A quantitative correlation with the multifractal electronic eigenstates could be established for the dissipative electric transport in quantum Hall systems. Quantum-mechanical model calculations have led to a universal conductance value.

Spatial (200 nm x 200 nm) probability distribution (ordinate) of an electron taking part in current transport in the case of the quantum Hall effect. The self-similar structure of the fractal landscape determines the universal conductance.

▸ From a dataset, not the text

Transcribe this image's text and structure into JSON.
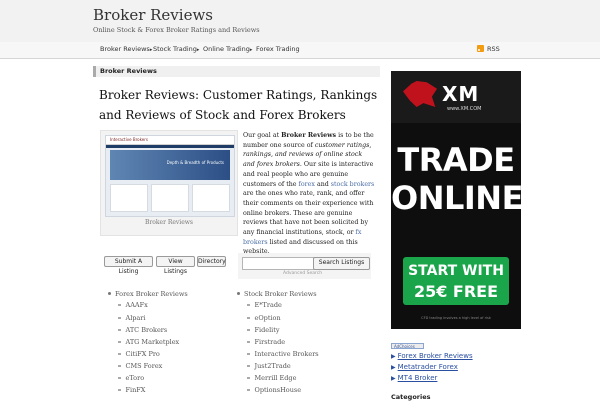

At PTB, the electrical unit of resistance, the ohm, is realized with high precision by means of the quantum Hall effect. An electric current is driven through the interface of a sample made of semiconductor layers that, at low temperatures, is exposed to a strong magnetic field. The ratio of the current flowing through the samples to the Hall voltage measured across the current direction defines the quantized Hall resistance. This quantity is determined only by the ratio of PlanckÕs constant h and the elementary charge e, as well as by an integral number. Presently, the conductance detected parallel to the current flow is of no importance for metrological applications, but it is essential for the understanding of the quantum Hall effect, as well as for the general theory of quantum phase transitions.

Up to now, 1/2 e2/h has been predicted for the maxima of the longitudinal conductivity that occur only at the steps of quantized Hall plateaus, which was also confirmed by earlier experiments. However, new quantum-mechanical model calculations have furnished a universal value of 0.6 e2/h for both the two-point conductance and the longitudinal conductivity, and this independent of the microscopic parameters selected.

The scale-invariant spatial structure of the electronic wave function at special energies Ð the so-called quantum-critical points Ð could be determined as the cause of this unexpected discrepancy. Although their multifractal properties have been known for some time already, it is only now that a quantitative relation between the experimentally accessible conductance and the theoretically calculated fractal dimensions could be established. This new finding has also been confirmed for the critical conductance at the metal-insulator transition of two-dimensional disordered systems with spin-orbit interaction. These are presently being investigated more intensively in relation with spintronic applications. The link between critical conductance and fractal dimensions appears to be a universal property of quantum phase transitions.

Contact at PTB:

Phone: +49-531-592-0